MARCH 5 I E.K. BLESSING I EXPANSION E.K. Blessing Adds
E.K. Blessing recently made plans to expand its manufacturing facility in Elkhart, Ind. The initiative will create as many as 22 new jobs by 2012.
The brass instrument maker, which was acquired by Verne Q. Powell Flutes in October 2009, will invest more than $2.6 million to relocate its brass instrument production from Germany and Taiwan to Indiana. As part of the expansion, E.K. Blessing will move to a larger facility, which previously housed Damon Motor Coach, in May.
The company has plans to expand its marching and background brass line to include manufacturing euphoniums, baritones, tubas and French horns. Hiring additional manufacturing associates will coincide with the new production introductions.
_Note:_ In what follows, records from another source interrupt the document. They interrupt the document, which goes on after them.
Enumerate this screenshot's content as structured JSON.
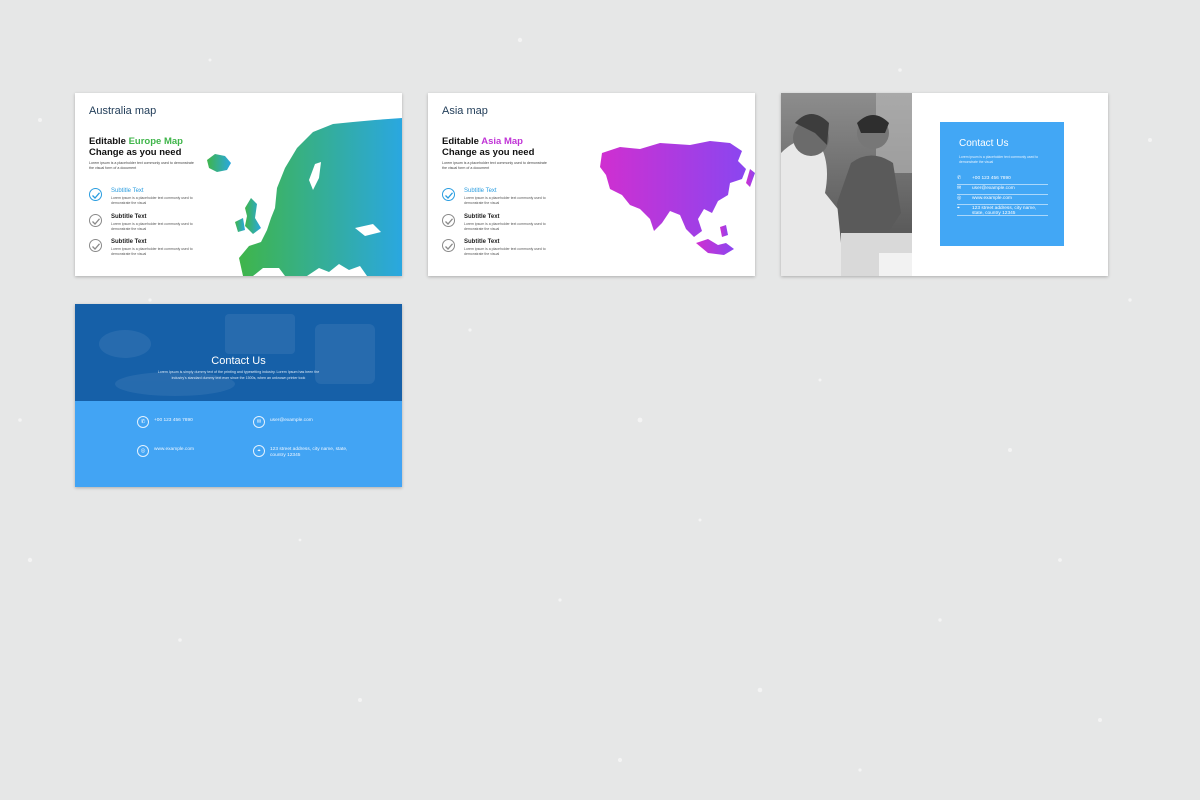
{
  "slides": {
    "europe": {
      "title": "Australia map",
      "heading_prefix": "Editable ",
      "heading_accent": "Europe Map",
      "heading_line2": "Change as you need",
      "description": "Lorem ipsum is a placeholder text commonly used to demonstrate the visual form of a document",
      "items": [
        {
          "title": "Subtitle Text",
          "desc": "Lorem ipsum is a placeholder text commonly used to demonstrate the visual"
        },
        {
          "title": "Subtitle Text",
          "desc": "Lorem ipsum is a placeholder text commonly used to demonstrate the visual"
        },
        {
          "title": "Subtitle Text",
          "desc": "Lorem ipsum is a placeholder text commonly used to demonstrate the visual"
        }
      ]
    },
    "asia": {
      "title": "Asia map",
      "heading_prefix": "Editable ",
      "heading_accent": "Asia Map",
      "heading_line2": "Change as you need",
      "description": "Lorem ipsum is a placeholder text commonly used to demonstrate the visual form of a document",
      "items": [
        {
          "title": "Subtitle Text",
          "desc": "Lorem ipsum is a placeholder text commonly used to demonstrate the visual"
        },
        {
          "title": "Subtitle Text",
          "desc": "Lorem ipsum is a placeholder text commonly used to demonstrate the visual"
        },
        {
          "title": "Subtitle Text",
          "desc": "Lorem ipsum is a placeholder text commonly used to demonstrate the visual"
        }
      ]
    },
    "contact_card": {
      "title": "Contact Us",
      "description": "Lorem ipsum is a placeholder text commonly used to demonstrate the visual",
      "rows": [
        {
          "icon": "phone-icon",
          "text": "+00 123 456 7890"
        },
        {
          "icon": "mail-icon",
          "text": "user@example.com"
        },
        {
          "icon": "globe-icon",
          "text": "www.example.com"
        },
        {
          "icon": "location-icon",
          "text": "123 street address, city name, state, country 12345"
        }
      ]
    },
    "contact_banner": {
      "title": "Contact Us",
      "description": "Lorem Ipsum is simply dummy text of the printing and typesetting industry. Lorem Ipsum has been the industry's standard dummy text ever since the 1500s, when an unknown printer took",
      "phone": "+00 123 456 7890",
      "email": "user@example.com",
      "web": "www.example.com",
      "address": "123 street address, city name, state, country 12345"
    }
  },
  "colors": {
    "background": "#e6e7e7",
    "europe_gradient": [
      "#3fb54a",
      "#2aa7e0"
    ],
    "asia_gradient": [
      "#d02fd0",
      "#8a46f0"
    ],
    "card_blue": "#42a7f5",
    "banner_dark": "#1660a8",
    "banner_light": "#42a4f4"
  }
}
“Blessing is now the only musical instrument maker that is producing all its instruments in Elkhart,” said Steven Wasser, president of Verne Q. Powell Flutes. “Our management team is comprised of highly successful industry veterans, and our first executive decision was to discontinue all Blessing products that were being imported from Asia. We value the many skilled musical instrument makers in Elkhart and the wonderful support that has been demonstrated by local officials.”
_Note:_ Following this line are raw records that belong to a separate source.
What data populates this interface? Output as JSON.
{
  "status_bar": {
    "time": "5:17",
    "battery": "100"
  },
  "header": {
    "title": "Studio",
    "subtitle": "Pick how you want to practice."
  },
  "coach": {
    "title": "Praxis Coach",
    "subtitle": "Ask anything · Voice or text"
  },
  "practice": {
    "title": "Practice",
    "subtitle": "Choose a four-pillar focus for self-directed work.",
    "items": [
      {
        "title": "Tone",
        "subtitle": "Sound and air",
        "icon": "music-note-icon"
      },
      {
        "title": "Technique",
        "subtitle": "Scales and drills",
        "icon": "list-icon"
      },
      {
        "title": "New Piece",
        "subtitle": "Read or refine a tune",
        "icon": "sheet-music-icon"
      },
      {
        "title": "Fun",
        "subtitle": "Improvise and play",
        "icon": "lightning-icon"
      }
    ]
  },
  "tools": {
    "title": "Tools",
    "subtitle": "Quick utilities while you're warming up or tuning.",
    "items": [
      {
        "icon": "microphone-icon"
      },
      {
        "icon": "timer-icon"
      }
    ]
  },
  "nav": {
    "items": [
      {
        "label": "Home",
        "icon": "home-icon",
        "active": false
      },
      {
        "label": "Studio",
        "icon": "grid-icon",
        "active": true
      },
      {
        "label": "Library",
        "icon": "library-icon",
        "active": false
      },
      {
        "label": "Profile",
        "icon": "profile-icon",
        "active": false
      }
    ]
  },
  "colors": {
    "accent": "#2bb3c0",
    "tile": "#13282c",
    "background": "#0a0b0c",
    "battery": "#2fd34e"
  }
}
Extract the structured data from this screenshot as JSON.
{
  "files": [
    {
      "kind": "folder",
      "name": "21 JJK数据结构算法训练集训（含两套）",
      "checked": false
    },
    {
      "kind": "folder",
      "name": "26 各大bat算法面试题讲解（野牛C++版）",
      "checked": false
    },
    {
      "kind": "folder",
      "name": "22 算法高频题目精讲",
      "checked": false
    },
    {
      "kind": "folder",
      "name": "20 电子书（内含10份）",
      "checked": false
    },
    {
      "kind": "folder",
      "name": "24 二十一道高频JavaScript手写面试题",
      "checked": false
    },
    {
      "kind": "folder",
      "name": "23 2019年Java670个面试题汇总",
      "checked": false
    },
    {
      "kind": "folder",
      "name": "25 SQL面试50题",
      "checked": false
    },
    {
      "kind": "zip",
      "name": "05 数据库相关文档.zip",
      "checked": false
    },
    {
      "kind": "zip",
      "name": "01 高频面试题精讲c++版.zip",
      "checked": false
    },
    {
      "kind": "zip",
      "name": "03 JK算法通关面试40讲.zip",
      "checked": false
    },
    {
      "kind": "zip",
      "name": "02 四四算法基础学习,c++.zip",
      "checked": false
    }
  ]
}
E.K. Blessing received federal, state and local incentives for the expansion. The Elkhart County Commissioners approved the company’s $2.5 million request for federal stimulus funding. The Indiana Economic Development Corp. offered E.K. Blessing up to $40,000 in performance-based tax credits and up to $6,000 in training grants based on the company’s job creation plans. The Elkhart City Council has preliminarily approved a property tax phase-in, and the Elkhart County Commissioners will also provide Recovery Zone Facility bonds at the request of the Economic Development Corp. of Elkhart County.
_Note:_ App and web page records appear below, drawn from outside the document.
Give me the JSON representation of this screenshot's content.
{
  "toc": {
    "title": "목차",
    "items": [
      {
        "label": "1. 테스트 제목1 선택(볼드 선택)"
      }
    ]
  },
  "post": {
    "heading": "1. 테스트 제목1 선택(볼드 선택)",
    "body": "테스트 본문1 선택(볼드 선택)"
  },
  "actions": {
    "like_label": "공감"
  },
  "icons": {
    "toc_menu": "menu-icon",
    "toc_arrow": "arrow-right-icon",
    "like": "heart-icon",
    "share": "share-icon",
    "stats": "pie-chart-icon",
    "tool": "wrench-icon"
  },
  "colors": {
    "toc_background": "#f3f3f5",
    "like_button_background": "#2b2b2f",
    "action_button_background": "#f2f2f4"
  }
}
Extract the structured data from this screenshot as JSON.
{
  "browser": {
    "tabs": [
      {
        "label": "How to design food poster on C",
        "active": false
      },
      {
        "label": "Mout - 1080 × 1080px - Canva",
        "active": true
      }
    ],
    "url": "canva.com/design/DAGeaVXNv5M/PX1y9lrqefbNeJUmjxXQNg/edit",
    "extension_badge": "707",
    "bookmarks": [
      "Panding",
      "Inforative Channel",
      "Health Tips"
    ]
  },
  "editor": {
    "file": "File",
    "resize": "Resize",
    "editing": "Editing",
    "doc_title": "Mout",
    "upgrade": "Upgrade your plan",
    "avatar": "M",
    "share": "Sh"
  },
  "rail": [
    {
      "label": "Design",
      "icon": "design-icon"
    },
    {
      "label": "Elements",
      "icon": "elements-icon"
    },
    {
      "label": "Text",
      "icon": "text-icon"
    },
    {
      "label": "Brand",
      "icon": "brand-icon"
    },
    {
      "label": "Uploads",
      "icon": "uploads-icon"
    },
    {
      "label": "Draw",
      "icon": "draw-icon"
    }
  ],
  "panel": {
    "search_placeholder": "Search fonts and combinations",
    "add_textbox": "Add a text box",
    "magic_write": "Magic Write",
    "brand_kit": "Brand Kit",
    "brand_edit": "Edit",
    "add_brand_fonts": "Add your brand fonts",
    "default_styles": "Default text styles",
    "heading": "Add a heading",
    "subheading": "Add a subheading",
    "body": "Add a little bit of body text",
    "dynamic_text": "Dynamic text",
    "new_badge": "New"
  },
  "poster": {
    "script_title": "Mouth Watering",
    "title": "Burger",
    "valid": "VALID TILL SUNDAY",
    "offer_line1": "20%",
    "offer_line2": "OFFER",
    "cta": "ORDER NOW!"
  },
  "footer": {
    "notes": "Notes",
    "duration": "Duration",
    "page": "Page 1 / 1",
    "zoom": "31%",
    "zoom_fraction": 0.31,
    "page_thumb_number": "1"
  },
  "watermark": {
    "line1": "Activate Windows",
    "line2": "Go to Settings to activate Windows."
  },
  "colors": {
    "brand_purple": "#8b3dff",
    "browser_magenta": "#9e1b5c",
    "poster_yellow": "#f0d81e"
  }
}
“With a world of options available, E.K. Blessing chose Indiana as its centralized production location, and that speaks volumes for the global attention our state’s business climate continues to receive,” said Mitch Rood, Indiana secretary of commerce and CEO of the Indiana Economic Development Corp. MI